In Today's Indian Law Supreme Court Case, the State of Oklahoma's Lawyer Is Himself Indian

Fun fact about McGirt v. Oklahoma, where Oklahoma is arguing against the claim that Indian tribes had maintained jurisdiction over large chunks of Oklahoma (including Tulsa).

|The Volokh Conspiracy |

Oh, wait ….

Advertisement

NEXT: Tara Reade Tells Megyn Kelly That Joe Biden 'Should Not Be Running on Character'

Editor's Note: We invite comments and request that they be civil and on-topic. We do not moderate or assume any responsibility for comments, which are owned by the readers who post them. Comments do not represent the views of Reason.com or Reason Foundation. We reserve the right to delete any comment for any reason at any time. Report abuses.

  1. Sometimes, it seems like the universe itself has an off color sense of humor.

    1. Off which color?

  2. Some years ago the New York Law Journal had a cover story about a quadriplegic trial lawyer whose specialty was defending high-value personal injury cases (including quadriplegic plaintiffs). Of course it was a puff piece (this being the NYLJ); one question they never asked him was, “How do you sleep at night?”

    1. I guess you’re joking. Do you realize that Eugene was, too?

      1. He is not joking.

      2. What blew by both you and Eugene was: people who insist on saying “Native American” are not necessarily being P.C. it blows by you because neither population is anywhere near your world or your frame of reference. About as important as the difference between cesium and cerium.

        1. Yep. Native American at least avoids the dot vs feather confusion.

        2. captcrisis: My joke was precisely about the confusion caused by “Indian” meaning both (1) from India and (2) American Indian. Unsurprisingly, I therefore don’t object to people who eliminate that particular confusion by saying “Native American” (though that creates its own possible ambiguity, given that this phrase could also mean someone born in America).

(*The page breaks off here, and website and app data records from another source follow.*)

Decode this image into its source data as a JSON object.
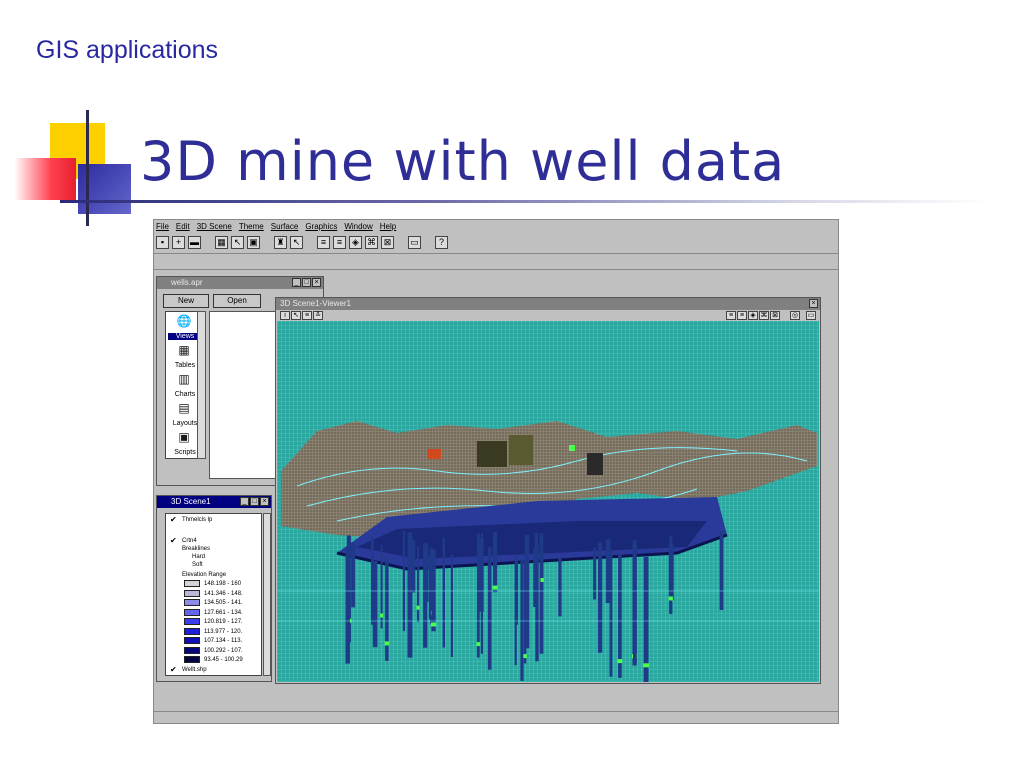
{
  "slide": {
    "section_label": "GIS applications",
    "title": "3D mine with well data"
  },
  "colors": {
    "title": "#2e2e96",
    "terrain_bg": "#2aa8a0",
    "well": "#1e3a88",
    "well_cap": "#4cff4c"
  },
  "app": {
    "menu": [
      "File",
      "Edit",
      "3D Scene",
      "Theme",
      "Surface",
      "Graphics",
      "Window",
      "Help"
    ],
    "project_window": {
      "title": "wells.apr",
      "new_button": "New",
      "open_button": "Open",
      "items": [
        "Views",
        "Tables",
        "Charts",
        "Layouts",
        "Scripts"
      ]
    },
    "scene_window": {
      "title": "3D Scene1-Viewer1"
    },
    "legend_window": {
      "title": "3D Scene1",
      "themes": [
        "Thmelcls lp",
        "Crtn4",
        "Wellt.shp"
      ],
      "breaklines_label": "Breaklines",
      "hard_label": "Hard",
      "soft_label": "Soft",
      "range_label": "Elevation Range",
      "ranges": [
        {
          "label": "148.198 - 160",
          "color": "#d4d4d4"
        },
        {
          "label": "141.346 - 148.",
          "color": "#b8b8d8"
        },
        {
          "label": "134.505 - 141.",
          "color": "#8c8ce8"
        },
        {
          "label": "127.661 - 134.",
          "color": "#6464f0"
        },
        {
          "label": "120.819 - 127.",
          "color": "#3c3cf0"
        },
        {
          "label": "113.977 - 120.",
          "color": "#2020d8"
        },
        {
          "label": "107.134 - 113.",
          "color": "#1010b4"
        },
        {
          "label": "100.292 - 107.",
          "color": "#08087c"
        },
        {
          "label": "93.45 - 100.29",
          "color": "#040440"
        }
      ]
    }
  }
}
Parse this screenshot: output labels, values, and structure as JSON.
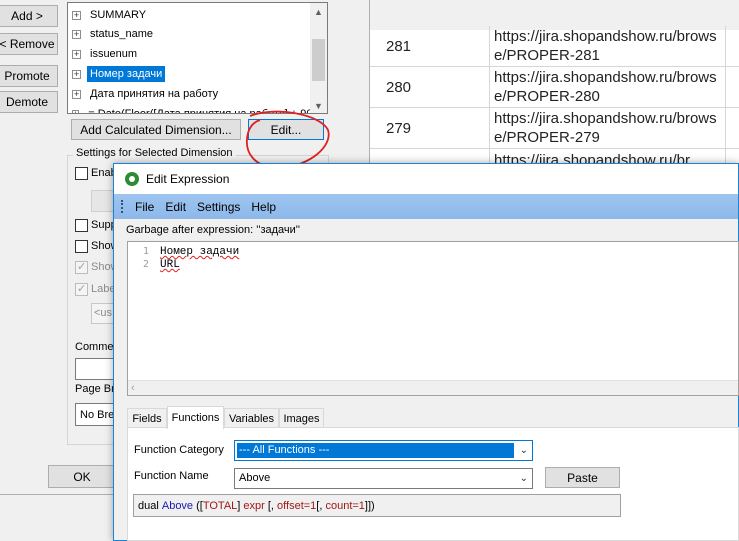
{
  "grid": {
    "rows": [
      {
        "num": "281",
        "url": "https://jira.shopandshow.ru/browse/PROPER-281"
      },
      {
        "num": "280",
        "url": "https://jira.shopandshow.ru/browse/PROPER-280"
      },
      {
        "num": "279",
        "url": "https://jira.shopandshow.ru/browse/PROPER-279"
      },
      {
        "num": "",
        "url": "https://jira.shopandshow.ru/br"
      }
    ]
  },
  "props": {
    "side_buttons": [
      "Add >",
      "< Remove",
      "Promote",
      "Demote"
    ],
    "fields": [
      "SUMMARY",
      "status_name",
      "issuenum",
      "Номер задачи",
      "Дата принятия на работу",
      "= Date(Floor([Дата принятия на работу] + 90"
    ],
    "add_calc_label": "Add Calculated Dimension...",
    "edit_label": "Edit...",
    "settings_title": "Settings for Selected Dimension",
    "checkboxes": [
      "Enab",
      "Supp",
      "Show",
      "Show",
      "Labe"
    ],
    "label_placeholder": "<us",
    "comment_label": "Commen",
    "page_break_label": "Page Bre",
    "page_break_value": "No Brea",
    "ok_label": "OK"
  },
  "dialog": {
    "title": "Edit Expression",
    "menu": [
      "File",
      "Edit",
      "Settings",
      "Help"
    ],
    "status": "Garbage after expression: ''задачи''",
    "code_lines": [
      "Номер задачи",
      "URL"
    ],
    "line_numbers": [
      "1",
      "2"
    ],
    "tabs": [
      "Fields",
      "Functions",
      "Variables",
      "Images"
    ],
    "active_tab": "Functions",
    "function_category_label": "Function Category",
    "function_category_value": "--- All Functions ---",
    "function_name_label": "Function Name",
    "function_name_value": "Above",
    "paste_label": "Paste",
    "syntax": {
      "prefix": "dual ",
      "name": "Above",
      "open": " ([",
      "total": "TOTAL",
      "mid": "] ",
      "expr": "expr",
      "opt1": " [, ",
      "offset": "offset=1",
      "opt2": "[, ",
      "count": "count=1",
      "close": "]])"
    }
  },
  "colors": {
    "accent": "#0078d7",
    "annotation": "#e02020",
    "menubar": "#9fc5f0",
    "syntax_keyword": "#1a1ab4",
    "syntax_param": "#a01818"
  }
}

          I tend to say “American Indian,” which is still a commonly used term; and, at least when I last checked, in 2004, more American Indians preferred it themselves. (At some point, terms do become so dated that I would switch from them, e.g., “Negro” or “Hebrew,” but I don’t think this has happened here yet.) I also talk about “Indian law” or (when needed to avoid ambiguity) “American Indian law,” because that’s the traditional legal term. And I would object to people demanding that I say “Native American.” But I certainly don’t object to people using that term themselves, and might sometimes use it myself when it’s helpful to avoid ambiguity or awkwardness (e.g., “group X is 10% East Asians, 5% Indians, and 2% Native Americans” rather than “… 5% Indians and 2% American Indians”).

          1. Another definition of “Native American” is someone whose ancestors were here in 1776. Often called “nativists”, they were the backbone of the “Know Nothing” Party.

            1. Thanks, but is the term still used in that sense today? (I agree that it once was, and that the Know-Nothing Party was formally called the Native American Party, but it’s 160 years gone.)

              1. Pope John Paul II ended most of it — it was based in a genuine hatred between Catholics and Protestants. It was a bigger divide than Christian/Jew ever could be — Northern Ireland is more complicated because the Protestants are actually *Scotch* who were deported over there to control Scotland — but still…

                And it wasn’t 160 years ago — the Klan marched in DC in 1925 & 1926 — see: https://www.youtube.com/watch?v=BnI8SUQPB4k

                1. Do you literally mean that “Pope John Paul II ended most of” the use of the term “Native American” to refer to descendants of people who were in the U.S. in 1776? If you’re just saying that his actions diminished Catholic/Protestant tension in the U.S., can you tell me whether (and, if so, where) the term Native American was still used in the 1776-descendant sense even as of John Paul II’s papacy?

          2. I’ve had more than one person request to be called “American Indian”. They considered “Native American” to be pedantic. This was years ago, so I never got the chance to ask about “First Nation”, but I suspect that it would be met with the same sort of response as calling a black man “colored” or a Hispanic woman a “Latinx” (which is actually incredibly insulting, as you demean their language and heritage to put a foreign consonant in their own identity).

    2. captcrisis — I knew someone who’d become a paralegal after being seriously injured in a shipyard. He proceeded to work for a law firm that defended the shipyard in worker’s comp cases, and his attitude toward his former cohort & union was “none of those &%$#@ ever stopped by after I got hurt to make sure I was eating regularly or anything, so &%$# them!!!”

Please to post comments

Comments are closed.